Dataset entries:
■ ■ ■
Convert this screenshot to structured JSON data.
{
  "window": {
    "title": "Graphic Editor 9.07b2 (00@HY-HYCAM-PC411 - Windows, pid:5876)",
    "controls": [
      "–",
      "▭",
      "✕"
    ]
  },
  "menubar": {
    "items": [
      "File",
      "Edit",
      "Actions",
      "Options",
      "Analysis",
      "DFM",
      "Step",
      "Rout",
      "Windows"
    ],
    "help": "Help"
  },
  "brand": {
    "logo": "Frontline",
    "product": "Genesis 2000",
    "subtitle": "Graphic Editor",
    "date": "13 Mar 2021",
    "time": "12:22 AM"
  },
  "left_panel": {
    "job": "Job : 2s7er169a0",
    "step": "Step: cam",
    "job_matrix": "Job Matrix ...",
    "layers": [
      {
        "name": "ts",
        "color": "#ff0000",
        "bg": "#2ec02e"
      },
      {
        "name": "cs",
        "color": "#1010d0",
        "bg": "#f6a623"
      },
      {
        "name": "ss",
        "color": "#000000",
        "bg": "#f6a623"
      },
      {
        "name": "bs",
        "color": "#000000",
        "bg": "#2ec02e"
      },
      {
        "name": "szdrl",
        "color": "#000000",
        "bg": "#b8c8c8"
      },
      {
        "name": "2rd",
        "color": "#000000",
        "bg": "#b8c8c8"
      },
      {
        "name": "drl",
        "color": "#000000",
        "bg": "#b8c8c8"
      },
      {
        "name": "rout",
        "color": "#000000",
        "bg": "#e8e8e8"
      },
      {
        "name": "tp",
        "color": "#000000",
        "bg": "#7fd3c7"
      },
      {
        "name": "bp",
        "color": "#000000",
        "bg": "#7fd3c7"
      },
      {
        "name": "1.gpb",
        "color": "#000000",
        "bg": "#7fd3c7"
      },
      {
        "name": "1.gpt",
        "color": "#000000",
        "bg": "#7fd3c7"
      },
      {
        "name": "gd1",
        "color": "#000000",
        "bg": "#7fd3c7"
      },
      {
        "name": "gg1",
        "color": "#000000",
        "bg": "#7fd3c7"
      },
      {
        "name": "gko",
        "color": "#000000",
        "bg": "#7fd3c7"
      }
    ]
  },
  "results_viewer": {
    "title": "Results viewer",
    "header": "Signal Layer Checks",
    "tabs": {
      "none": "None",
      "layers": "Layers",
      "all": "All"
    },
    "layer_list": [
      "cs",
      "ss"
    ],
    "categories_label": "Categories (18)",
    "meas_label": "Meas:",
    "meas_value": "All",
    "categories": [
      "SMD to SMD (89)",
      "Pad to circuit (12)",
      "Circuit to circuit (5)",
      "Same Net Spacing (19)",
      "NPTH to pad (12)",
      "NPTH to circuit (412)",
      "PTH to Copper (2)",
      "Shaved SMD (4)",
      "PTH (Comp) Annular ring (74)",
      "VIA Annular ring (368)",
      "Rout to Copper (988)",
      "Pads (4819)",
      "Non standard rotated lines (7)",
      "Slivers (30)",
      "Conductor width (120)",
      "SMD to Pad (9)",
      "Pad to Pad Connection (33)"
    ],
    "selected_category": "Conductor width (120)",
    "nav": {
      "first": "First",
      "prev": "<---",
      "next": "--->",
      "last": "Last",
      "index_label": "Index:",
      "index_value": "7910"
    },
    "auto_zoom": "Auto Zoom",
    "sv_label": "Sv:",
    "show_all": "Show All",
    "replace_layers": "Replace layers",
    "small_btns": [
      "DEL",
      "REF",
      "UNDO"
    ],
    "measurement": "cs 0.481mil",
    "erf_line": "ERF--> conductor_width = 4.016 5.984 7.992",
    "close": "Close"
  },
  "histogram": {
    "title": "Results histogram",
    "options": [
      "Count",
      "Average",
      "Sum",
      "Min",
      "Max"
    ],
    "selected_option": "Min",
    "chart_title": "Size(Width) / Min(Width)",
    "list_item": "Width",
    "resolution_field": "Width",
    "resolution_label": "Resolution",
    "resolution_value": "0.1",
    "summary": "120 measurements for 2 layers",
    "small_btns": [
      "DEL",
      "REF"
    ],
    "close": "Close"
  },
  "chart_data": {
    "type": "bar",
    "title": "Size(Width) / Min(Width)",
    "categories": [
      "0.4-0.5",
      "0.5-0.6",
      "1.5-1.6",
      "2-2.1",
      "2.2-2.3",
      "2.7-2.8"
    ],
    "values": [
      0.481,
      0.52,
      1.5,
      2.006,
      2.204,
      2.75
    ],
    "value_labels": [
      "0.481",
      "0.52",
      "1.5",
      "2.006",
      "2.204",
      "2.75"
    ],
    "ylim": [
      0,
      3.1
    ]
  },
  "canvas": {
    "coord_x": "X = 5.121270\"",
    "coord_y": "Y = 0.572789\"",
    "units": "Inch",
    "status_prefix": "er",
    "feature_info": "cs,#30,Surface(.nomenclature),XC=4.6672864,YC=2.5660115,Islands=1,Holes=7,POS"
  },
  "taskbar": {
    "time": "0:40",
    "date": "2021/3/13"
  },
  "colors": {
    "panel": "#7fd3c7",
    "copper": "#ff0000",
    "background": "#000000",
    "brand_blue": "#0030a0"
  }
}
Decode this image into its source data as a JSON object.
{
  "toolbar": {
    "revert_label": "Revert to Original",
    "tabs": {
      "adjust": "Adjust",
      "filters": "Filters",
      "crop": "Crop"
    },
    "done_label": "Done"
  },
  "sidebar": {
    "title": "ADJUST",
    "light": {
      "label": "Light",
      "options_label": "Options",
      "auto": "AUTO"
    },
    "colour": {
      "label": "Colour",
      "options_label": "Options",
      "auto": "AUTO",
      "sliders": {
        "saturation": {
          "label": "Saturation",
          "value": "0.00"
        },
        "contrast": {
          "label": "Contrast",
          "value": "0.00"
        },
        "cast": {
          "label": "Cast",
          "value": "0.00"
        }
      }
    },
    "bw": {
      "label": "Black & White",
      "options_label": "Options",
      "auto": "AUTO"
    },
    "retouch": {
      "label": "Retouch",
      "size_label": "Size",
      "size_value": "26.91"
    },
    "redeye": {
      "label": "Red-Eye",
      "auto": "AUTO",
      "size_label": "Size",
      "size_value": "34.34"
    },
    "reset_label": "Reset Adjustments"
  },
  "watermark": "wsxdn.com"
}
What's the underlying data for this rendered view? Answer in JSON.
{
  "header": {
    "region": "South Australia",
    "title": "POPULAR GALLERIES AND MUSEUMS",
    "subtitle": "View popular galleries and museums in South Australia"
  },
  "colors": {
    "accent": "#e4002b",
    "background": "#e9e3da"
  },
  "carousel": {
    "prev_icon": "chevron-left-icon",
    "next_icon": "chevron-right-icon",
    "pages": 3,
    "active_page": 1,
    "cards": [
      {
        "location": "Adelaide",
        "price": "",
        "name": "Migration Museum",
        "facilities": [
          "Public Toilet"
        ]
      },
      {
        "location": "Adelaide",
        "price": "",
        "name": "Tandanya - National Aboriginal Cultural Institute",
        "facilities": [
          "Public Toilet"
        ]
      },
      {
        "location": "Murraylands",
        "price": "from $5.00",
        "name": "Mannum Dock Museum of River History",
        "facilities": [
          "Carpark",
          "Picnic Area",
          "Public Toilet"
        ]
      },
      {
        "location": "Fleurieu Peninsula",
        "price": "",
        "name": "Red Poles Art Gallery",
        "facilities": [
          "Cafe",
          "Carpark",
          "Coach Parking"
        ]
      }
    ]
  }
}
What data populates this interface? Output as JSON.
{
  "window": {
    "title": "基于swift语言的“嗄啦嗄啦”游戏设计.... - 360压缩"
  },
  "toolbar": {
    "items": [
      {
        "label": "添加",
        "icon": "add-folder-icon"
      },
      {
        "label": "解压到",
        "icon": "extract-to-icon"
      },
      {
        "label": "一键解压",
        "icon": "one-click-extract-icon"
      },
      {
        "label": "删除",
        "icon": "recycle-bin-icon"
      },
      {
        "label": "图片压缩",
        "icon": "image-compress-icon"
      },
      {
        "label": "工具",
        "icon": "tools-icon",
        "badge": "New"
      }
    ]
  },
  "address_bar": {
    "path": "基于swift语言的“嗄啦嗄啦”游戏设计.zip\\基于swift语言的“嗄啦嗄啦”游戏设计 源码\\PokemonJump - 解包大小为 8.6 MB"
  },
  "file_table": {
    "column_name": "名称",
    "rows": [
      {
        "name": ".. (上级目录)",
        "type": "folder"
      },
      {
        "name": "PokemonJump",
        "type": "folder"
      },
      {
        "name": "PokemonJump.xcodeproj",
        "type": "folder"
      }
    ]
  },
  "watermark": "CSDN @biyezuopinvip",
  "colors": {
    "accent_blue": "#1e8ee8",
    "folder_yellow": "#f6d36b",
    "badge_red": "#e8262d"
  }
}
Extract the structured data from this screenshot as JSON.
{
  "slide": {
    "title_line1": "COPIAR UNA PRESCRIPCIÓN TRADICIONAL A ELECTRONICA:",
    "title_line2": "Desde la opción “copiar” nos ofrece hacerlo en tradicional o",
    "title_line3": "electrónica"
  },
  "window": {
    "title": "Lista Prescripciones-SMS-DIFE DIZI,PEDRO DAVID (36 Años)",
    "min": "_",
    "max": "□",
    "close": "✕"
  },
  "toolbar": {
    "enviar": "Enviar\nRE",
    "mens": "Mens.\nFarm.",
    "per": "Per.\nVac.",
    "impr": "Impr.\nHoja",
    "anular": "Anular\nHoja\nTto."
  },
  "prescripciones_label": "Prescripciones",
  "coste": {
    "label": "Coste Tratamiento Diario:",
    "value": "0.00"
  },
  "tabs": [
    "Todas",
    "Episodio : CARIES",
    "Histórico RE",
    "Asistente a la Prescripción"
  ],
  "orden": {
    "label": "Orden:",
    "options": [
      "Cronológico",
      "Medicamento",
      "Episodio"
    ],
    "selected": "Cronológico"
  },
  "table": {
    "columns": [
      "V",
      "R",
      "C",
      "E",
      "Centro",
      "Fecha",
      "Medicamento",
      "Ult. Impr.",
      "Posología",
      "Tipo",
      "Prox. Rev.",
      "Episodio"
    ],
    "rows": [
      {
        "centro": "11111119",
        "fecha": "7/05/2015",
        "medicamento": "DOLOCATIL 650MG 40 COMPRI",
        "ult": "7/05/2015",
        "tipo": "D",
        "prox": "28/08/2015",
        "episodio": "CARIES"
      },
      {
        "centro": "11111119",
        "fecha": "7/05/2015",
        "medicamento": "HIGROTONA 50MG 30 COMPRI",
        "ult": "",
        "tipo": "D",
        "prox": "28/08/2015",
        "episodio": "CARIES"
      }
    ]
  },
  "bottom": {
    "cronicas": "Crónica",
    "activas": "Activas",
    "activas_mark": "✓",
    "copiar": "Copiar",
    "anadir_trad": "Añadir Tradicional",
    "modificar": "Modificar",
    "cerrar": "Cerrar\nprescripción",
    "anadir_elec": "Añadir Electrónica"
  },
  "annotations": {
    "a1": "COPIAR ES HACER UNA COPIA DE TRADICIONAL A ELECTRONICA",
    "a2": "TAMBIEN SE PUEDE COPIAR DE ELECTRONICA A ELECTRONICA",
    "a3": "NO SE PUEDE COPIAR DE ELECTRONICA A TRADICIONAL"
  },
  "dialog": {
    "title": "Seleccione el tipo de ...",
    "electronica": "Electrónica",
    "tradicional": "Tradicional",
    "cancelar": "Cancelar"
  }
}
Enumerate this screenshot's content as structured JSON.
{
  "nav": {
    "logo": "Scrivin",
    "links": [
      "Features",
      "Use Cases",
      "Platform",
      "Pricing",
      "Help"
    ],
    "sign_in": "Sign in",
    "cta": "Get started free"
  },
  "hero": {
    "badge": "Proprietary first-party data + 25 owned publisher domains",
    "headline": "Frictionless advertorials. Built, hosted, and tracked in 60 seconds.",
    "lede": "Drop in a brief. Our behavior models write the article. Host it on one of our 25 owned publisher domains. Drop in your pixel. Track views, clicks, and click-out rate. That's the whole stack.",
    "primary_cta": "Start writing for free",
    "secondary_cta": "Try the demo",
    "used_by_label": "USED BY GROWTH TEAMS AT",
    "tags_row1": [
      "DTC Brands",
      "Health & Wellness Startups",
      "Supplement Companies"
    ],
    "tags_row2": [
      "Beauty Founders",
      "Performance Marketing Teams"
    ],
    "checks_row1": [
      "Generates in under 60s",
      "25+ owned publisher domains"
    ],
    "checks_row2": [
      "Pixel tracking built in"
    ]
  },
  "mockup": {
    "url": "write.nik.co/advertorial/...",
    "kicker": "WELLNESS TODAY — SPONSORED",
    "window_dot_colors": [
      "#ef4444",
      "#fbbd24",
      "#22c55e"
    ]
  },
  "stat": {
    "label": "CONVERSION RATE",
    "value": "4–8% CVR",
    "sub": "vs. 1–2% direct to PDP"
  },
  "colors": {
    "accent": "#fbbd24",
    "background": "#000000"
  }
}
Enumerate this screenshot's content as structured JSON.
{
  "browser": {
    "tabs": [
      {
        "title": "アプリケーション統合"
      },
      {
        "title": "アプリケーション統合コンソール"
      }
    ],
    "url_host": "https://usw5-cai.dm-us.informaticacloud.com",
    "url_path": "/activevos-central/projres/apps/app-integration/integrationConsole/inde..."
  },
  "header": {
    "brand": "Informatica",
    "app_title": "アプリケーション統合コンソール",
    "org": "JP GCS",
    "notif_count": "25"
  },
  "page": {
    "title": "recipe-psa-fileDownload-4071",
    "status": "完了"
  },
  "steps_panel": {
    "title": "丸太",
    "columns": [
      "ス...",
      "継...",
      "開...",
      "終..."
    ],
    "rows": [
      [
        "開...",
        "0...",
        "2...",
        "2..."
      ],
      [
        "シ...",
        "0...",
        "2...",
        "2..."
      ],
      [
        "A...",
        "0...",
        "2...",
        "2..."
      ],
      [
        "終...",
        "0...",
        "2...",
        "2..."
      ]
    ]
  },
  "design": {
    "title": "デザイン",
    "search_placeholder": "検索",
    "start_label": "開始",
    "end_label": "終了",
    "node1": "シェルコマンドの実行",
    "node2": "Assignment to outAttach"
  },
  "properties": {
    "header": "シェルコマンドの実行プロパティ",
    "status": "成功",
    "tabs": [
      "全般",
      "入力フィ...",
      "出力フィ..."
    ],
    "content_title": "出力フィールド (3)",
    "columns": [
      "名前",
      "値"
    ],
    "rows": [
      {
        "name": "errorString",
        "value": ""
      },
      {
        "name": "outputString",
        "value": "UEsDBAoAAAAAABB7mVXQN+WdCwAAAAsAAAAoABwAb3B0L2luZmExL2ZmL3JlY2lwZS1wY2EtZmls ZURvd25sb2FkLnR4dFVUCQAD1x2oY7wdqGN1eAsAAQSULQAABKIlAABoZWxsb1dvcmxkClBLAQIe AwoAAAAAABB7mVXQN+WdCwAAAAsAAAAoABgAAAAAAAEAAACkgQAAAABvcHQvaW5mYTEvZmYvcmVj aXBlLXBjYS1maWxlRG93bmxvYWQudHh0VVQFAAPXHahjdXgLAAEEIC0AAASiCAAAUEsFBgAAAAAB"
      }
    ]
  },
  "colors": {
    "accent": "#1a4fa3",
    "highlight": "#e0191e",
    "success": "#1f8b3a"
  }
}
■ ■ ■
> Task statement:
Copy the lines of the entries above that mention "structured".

> Exercise solution:
Convert this screenshot to structured JSON data.
Extract the structured data from this screenshot as JSON.
Enumerate this screenshot's content as structured JSON.
Enumerate this screenshot's content as structured JSON.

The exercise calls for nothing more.